■ **Exercise input**:
——————————
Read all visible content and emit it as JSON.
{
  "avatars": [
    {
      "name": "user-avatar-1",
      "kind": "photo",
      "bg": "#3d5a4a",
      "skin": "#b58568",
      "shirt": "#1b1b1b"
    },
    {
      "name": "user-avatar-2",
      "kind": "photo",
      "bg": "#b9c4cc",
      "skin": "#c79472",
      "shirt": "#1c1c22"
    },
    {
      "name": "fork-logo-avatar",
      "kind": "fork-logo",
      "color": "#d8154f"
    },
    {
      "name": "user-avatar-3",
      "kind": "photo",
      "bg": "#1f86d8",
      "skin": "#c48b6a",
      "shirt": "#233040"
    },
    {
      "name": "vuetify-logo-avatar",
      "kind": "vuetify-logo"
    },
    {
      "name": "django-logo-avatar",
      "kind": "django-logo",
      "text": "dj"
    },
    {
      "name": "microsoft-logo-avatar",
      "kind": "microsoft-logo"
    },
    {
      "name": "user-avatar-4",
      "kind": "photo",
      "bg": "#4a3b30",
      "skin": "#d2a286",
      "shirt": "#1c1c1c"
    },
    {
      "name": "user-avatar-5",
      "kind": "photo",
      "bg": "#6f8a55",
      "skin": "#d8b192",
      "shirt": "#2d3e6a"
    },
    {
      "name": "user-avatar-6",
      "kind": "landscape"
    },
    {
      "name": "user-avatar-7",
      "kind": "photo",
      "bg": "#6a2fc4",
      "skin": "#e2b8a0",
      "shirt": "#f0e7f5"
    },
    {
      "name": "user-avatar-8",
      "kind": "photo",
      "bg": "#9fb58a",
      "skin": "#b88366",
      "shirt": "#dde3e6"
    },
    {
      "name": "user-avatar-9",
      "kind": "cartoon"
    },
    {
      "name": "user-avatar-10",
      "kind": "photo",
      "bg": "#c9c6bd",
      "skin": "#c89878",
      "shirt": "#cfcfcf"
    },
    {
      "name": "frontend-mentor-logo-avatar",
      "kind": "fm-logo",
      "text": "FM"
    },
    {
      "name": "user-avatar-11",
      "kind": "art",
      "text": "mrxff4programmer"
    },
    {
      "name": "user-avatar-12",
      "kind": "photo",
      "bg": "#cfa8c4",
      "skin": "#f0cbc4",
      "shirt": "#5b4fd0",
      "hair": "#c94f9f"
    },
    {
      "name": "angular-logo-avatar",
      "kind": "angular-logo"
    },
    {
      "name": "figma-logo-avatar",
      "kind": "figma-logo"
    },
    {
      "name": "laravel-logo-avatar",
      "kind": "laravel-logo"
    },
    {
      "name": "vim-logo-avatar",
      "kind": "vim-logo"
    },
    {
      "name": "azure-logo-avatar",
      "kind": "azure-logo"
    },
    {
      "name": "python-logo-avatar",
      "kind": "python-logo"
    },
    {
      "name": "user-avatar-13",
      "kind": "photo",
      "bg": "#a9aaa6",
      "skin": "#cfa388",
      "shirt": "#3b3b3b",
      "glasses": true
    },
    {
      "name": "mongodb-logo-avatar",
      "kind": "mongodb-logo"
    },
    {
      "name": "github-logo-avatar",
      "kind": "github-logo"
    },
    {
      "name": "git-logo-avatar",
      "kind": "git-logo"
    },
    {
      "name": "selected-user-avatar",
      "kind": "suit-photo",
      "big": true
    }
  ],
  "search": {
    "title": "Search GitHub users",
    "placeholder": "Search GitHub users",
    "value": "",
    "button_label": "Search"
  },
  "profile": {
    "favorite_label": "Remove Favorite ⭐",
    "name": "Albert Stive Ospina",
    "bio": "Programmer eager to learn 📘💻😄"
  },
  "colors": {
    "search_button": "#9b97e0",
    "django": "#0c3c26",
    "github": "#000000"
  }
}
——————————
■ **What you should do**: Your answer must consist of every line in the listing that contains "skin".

■ **Exercise result**:
      "skin": "#b58568",
      "skin": "#c79472",
      "skin": "#c48b6a",
      "skin": "#d2a286",
      "skin": "#d8b192",
      "skin": "#e2b8a0",
      "skin": "#b88366",
      "skin": "#c89878",
      "skin": "#f0cbc4",
      "skin": "#cfa388",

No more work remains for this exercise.